In a four-page statement dated September 2008, and attached as an exhibit to Marchig’s complaint, Nicholas Turner, a former curator of drawings at the J. Paul Getty Museum, Los Angeles, says that “based on its style and left-handed shading, it can only be one of two things—an original work by Leonardo da Vinci or a copy, pastiche or fake made to look like an autograph portrait by Leonardo. The extremely high quality of this mixed media portrait and the evidence of the scientific tests undertaken so far point resoundingly in favour of the first conclusion.” He writes his report is “based on research commissioned from me by the owner’s agent,” and adds, “I have no commercial interest in this work.”
In a letter written to Marchig last September, Sandra Cobden, Christie’s senior counsel and head of dispute resolution, told the collector, “We too were quite surprised to learn about this new attribution when contacted by Peter Silverman, the current owner of the painting. … To be blunt, at the end of our investigation, we remain unconvinced of his claims, and, more importantly, the new attribution.”
Cobden further notes that Biro, “who apparently matched a fingerprint on the painting to one of Leonardo’s known prints is very controversial,” as well as the fact that “most of the proponents of the new attribution have a significant financial stake in their conclusion.” She also points out that the high-resolution scans provided by Lumière Technology and the fingerprint analysis “weren’t available when Christie’s sold your painting.”
Her letter continues: “The law is well settled and clear in both United Kingdom and the United States that an auction house is not legally liable for any change in attribution that is based on new technology that was not available at the time the original attribution was made.”
Christie’s responded to Marchig’s suit with a motion to dismiss the case in late May, arguing that the statute of limitations had run out, and repeating the arguments made in Cobden’s letter to Marchig. The house further argues that the sale was covered under the consignment agreement, which states that Christie’s “makes no representations or warranties to Seller with respect to the Property, its authenticity, condition, or otherwise.”

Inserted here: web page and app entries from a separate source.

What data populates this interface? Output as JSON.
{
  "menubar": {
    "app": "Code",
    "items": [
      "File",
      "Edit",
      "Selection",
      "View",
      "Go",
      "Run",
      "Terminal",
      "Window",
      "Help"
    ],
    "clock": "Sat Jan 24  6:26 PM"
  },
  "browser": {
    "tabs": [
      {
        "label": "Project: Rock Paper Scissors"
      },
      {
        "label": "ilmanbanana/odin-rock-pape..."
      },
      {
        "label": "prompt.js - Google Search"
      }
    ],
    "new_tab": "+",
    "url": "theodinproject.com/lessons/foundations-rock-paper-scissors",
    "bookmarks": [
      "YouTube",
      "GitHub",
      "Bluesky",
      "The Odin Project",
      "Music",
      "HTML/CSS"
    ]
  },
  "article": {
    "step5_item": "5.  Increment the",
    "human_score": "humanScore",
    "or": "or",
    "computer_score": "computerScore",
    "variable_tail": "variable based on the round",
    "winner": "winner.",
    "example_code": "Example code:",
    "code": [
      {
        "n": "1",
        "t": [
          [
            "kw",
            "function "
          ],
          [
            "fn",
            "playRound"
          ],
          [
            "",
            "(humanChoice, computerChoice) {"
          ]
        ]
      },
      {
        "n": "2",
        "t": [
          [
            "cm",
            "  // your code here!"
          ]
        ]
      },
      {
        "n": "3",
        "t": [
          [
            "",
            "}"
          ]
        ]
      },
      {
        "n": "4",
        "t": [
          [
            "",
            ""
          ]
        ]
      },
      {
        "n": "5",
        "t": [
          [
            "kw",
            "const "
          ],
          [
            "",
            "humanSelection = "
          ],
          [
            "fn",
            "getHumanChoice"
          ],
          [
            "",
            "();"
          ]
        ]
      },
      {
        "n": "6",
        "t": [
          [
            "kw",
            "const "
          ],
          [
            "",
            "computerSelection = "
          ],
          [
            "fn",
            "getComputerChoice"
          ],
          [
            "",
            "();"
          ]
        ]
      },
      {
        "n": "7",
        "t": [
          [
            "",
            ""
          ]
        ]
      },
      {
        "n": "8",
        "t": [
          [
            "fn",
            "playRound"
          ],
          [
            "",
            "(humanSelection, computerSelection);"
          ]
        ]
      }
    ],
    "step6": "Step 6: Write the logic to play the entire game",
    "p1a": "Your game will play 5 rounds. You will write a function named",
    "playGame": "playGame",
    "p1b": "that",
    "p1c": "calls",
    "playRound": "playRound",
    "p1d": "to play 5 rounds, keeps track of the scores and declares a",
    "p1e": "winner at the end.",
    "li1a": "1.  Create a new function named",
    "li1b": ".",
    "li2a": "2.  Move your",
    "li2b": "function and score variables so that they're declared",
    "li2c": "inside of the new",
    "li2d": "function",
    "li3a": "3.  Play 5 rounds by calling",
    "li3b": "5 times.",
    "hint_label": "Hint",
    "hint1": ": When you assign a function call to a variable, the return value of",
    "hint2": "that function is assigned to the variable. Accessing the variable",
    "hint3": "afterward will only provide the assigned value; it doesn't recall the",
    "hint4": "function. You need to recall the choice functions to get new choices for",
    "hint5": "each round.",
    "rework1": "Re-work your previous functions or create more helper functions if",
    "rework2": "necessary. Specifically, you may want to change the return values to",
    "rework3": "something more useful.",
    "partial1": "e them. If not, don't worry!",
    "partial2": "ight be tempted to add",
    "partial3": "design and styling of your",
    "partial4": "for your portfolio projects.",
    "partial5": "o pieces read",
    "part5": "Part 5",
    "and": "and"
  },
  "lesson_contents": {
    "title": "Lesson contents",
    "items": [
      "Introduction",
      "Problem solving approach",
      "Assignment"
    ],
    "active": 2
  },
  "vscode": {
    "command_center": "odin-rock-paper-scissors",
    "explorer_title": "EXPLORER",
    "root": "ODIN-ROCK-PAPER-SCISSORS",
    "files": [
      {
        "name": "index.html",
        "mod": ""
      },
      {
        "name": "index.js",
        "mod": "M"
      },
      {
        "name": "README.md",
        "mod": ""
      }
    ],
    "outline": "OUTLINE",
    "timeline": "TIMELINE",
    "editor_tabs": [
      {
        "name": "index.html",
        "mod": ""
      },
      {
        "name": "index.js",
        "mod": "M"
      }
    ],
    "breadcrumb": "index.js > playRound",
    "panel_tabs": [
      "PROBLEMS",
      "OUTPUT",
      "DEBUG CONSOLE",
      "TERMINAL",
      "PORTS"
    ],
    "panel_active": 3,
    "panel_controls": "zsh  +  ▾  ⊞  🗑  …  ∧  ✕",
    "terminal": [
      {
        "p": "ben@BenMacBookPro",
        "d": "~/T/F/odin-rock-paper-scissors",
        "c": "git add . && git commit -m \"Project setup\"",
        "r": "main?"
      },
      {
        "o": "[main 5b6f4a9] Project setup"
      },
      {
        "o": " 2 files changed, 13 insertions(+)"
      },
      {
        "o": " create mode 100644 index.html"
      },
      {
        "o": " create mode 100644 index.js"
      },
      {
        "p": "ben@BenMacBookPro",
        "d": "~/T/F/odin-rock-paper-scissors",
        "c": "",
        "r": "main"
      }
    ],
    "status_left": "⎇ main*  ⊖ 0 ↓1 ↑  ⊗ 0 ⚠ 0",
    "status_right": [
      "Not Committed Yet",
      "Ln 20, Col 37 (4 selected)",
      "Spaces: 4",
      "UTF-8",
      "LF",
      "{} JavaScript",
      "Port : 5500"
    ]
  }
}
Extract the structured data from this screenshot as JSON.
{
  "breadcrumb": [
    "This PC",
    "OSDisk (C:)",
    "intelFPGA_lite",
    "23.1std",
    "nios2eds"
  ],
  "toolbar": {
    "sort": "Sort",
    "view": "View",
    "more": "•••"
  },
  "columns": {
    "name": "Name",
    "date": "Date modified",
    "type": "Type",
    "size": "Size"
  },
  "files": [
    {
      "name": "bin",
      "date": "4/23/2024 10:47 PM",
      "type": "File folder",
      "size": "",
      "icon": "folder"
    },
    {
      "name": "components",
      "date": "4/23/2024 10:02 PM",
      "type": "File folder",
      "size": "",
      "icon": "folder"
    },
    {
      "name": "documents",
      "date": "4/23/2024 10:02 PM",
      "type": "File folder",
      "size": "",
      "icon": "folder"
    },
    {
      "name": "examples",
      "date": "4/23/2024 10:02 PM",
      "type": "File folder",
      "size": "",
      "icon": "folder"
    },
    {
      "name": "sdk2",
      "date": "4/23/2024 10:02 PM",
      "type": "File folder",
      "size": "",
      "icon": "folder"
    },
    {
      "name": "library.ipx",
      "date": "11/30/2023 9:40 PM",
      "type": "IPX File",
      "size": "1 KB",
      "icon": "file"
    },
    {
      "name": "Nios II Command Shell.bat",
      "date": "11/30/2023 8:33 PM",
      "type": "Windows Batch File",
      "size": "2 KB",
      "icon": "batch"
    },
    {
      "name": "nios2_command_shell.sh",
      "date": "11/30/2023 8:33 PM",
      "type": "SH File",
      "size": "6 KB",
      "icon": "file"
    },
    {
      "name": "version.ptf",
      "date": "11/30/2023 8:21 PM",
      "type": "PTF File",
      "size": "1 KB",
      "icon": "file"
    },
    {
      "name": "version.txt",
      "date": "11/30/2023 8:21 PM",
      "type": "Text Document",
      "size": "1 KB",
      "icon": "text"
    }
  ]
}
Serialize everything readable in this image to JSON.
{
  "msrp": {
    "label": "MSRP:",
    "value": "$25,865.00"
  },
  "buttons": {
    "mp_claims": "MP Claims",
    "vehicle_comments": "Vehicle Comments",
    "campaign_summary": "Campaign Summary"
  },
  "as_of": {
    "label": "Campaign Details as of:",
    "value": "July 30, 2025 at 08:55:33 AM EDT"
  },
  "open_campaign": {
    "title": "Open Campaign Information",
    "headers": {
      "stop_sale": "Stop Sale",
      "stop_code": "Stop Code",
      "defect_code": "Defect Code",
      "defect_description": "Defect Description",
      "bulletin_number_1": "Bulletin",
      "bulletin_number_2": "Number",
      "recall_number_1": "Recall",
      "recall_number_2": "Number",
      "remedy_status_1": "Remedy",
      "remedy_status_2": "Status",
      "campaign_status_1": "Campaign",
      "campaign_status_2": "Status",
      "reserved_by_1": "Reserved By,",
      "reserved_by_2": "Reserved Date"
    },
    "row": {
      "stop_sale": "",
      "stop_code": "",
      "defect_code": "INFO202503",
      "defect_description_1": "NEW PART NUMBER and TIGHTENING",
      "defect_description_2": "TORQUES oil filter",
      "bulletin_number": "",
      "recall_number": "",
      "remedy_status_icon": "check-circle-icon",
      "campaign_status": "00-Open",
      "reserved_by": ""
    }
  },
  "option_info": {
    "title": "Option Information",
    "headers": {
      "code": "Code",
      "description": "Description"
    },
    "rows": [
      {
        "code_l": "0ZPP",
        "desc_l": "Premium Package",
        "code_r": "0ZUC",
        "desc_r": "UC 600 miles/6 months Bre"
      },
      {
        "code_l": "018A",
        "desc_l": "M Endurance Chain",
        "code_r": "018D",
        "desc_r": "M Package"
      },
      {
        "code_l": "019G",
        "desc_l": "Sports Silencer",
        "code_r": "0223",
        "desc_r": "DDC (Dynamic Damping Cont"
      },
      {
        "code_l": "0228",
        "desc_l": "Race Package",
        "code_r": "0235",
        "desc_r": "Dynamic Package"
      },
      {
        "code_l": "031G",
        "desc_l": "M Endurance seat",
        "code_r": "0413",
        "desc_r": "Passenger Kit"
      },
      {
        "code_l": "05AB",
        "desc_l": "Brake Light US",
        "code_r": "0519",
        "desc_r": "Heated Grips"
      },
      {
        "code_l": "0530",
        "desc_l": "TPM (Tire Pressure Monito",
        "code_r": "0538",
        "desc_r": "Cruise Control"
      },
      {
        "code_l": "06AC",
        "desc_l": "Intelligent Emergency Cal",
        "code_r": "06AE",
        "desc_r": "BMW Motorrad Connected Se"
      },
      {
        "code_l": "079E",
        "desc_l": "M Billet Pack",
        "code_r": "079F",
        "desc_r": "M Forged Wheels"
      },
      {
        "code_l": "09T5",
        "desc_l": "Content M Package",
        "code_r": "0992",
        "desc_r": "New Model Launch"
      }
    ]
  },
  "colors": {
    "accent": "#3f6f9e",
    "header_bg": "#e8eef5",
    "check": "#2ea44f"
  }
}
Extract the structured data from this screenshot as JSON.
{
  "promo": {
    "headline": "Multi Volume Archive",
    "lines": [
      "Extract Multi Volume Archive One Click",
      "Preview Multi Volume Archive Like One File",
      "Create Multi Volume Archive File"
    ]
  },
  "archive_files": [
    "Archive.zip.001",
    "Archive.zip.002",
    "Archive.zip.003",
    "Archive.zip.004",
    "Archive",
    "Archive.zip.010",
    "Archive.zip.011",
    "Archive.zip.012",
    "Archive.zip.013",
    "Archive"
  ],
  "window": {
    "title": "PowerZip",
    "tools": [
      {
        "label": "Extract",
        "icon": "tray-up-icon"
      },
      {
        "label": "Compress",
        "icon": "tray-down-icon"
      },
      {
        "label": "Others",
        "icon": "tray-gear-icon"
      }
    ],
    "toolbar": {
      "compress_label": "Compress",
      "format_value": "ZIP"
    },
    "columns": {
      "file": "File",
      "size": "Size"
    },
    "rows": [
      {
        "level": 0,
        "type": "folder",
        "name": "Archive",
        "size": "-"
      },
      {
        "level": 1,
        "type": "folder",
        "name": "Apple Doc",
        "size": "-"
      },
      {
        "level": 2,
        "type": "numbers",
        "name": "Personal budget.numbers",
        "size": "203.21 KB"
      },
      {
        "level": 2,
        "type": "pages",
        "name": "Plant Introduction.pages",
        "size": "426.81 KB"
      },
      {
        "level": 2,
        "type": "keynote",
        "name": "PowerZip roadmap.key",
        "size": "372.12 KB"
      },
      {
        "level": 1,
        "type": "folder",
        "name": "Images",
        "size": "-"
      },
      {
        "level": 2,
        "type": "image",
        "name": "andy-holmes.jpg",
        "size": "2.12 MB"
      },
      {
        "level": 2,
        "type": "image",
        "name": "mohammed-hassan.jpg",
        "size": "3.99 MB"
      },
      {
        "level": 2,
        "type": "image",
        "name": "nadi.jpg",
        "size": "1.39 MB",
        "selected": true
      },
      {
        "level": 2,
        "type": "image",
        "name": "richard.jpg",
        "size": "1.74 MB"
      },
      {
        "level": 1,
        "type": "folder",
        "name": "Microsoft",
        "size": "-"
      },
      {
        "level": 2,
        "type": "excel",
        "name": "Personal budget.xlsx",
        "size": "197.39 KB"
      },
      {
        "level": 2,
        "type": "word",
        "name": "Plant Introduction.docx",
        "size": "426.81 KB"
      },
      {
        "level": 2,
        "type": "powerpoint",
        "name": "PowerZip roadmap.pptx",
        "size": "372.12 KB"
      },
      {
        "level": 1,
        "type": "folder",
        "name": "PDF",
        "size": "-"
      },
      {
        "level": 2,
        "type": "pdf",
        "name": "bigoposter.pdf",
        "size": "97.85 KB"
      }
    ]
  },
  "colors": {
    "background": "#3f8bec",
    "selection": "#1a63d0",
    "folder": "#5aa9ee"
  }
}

In a filing opposing Christie’s motion to dismiss dated July 13, Marchig’s New York–based attorney, Richard A. Altman, argues that “any questions of the nature and scope of Christie’s duty, and whether they breached that duty, are properly ones for the jury, and not the subject of a motion to dismiss.” Altman also argues that the statute of limitations has not expired, since it commenced to run when Marchig learned of the attribution of the drawing, in 2009, not before. If plaintiffs had filed suit within three years of the 1998 sale, “what would they possibly have claimed in such a suit?” the filing reads. Marchig could not have claimed damages “until such time as the attribution of the Drawing to Leonardo.” Earlier this month the house filed a memorandum in response to Marchig’s, in which it argues that all of Marchig’s claims “accrued at the time of the 1998 sale.” Oral arguments on the motion are pending.